Goal of the exercise - Whenever the string "Girls" appears in a line below, please copy the line out.

Material shown -

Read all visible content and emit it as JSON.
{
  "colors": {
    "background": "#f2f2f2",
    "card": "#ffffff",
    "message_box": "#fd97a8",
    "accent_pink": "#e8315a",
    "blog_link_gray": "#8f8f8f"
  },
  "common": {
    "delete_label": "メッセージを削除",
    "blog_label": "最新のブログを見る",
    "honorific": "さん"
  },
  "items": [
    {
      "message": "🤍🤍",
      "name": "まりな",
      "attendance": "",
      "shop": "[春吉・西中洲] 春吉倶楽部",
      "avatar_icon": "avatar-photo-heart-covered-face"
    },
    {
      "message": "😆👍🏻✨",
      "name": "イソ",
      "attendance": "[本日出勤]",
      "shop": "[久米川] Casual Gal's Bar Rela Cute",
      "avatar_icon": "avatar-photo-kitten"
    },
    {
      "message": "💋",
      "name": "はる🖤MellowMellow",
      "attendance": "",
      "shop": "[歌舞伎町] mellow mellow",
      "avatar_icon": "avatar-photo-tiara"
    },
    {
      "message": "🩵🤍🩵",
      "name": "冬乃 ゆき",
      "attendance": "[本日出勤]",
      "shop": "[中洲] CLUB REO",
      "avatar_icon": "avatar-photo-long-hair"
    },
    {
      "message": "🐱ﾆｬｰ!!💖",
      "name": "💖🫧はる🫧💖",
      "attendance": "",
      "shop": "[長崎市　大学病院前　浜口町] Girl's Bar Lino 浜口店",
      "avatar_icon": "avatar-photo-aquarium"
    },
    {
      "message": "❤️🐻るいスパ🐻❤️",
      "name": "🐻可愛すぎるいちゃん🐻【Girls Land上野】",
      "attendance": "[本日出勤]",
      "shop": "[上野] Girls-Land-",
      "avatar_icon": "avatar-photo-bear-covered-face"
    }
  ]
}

Your solution -
      "name": "🐻可愛すぎるいちゃん🐻【Girls Land上野】",
      "shop": "[上野] Girls-Land-",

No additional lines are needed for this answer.